*Input data*

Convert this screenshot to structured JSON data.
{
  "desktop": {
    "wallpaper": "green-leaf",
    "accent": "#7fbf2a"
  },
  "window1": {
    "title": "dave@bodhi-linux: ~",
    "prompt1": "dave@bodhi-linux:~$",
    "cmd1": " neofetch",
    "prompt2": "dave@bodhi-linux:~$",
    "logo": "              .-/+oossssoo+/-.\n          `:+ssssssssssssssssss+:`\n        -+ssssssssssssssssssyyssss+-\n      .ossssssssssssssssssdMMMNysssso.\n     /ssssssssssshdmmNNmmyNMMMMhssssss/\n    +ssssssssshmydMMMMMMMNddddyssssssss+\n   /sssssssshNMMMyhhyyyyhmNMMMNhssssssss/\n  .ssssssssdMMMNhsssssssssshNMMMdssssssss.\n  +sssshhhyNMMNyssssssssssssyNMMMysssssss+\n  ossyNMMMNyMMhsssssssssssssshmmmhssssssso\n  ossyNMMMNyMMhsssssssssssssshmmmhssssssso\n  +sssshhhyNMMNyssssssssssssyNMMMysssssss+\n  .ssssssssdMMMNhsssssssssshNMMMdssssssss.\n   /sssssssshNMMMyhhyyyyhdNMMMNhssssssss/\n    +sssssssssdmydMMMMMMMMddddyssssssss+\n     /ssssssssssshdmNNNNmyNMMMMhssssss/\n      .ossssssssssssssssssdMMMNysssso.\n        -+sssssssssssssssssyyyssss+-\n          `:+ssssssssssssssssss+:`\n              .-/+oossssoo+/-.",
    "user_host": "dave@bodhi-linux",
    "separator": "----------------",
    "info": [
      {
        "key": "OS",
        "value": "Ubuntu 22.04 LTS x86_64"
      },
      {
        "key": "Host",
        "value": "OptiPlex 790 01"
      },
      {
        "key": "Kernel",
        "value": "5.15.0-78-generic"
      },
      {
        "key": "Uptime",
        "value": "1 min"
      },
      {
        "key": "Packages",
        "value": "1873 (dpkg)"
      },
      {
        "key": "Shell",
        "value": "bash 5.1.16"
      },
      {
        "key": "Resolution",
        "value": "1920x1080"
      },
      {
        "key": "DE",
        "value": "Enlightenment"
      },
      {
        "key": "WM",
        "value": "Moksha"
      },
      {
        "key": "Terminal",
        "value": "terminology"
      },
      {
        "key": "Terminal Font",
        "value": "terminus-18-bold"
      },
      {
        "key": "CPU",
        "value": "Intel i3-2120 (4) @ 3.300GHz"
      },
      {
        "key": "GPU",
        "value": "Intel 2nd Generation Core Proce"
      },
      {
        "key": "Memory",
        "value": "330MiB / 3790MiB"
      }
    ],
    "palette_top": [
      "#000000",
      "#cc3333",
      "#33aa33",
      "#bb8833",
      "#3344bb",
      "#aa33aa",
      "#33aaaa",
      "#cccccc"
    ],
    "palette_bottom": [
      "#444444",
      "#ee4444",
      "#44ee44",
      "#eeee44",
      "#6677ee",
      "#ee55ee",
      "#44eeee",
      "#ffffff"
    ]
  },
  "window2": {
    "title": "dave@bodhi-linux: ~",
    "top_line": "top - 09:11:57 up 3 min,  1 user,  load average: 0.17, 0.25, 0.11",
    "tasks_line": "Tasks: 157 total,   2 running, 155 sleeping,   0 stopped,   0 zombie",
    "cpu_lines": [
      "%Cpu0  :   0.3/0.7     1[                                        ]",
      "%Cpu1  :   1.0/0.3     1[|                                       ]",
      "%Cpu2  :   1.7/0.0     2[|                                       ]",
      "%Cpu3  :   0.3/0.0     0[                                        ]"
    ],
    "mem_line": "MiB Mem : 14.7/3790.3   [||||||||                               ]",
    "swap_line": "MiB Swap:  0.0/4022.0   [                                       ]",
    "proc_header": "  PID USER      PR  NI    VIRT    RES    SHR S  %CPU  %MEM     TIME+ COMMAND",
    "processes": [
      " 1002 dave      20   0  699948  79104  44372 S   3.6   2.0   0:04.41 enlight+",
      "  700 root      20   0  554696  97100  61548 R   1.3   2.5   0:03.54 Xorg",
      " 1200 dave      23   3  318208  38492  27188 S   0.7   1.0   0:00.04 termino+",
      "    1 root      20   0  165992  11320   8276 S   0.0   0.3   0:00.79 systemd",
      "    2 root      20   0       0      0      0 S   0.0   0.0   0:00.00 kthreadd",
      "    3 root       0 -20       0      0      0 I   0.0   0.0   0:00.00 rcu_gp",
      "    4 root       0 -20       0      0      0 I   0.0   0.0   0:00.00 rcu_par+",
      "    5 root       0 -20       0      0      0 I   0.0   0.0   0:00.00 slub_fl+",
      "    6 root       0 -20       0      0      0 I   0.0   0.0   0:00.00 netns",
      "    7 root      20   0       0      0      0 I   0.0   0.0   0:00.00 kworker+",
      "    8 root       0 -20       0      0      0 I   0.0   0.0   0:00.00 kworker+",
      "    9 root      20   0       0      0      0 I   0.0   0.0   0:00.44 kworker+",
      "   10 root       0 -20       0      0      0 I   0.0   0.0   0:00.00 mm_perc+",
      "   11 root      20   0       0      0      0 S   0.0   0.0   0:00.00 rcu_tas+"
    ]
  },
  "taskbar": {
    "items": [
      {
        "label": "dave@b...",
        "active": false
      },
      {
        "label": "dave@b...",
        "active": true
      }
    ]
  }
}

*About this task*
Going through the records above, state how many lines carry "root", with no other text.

*Response to this exercise*
12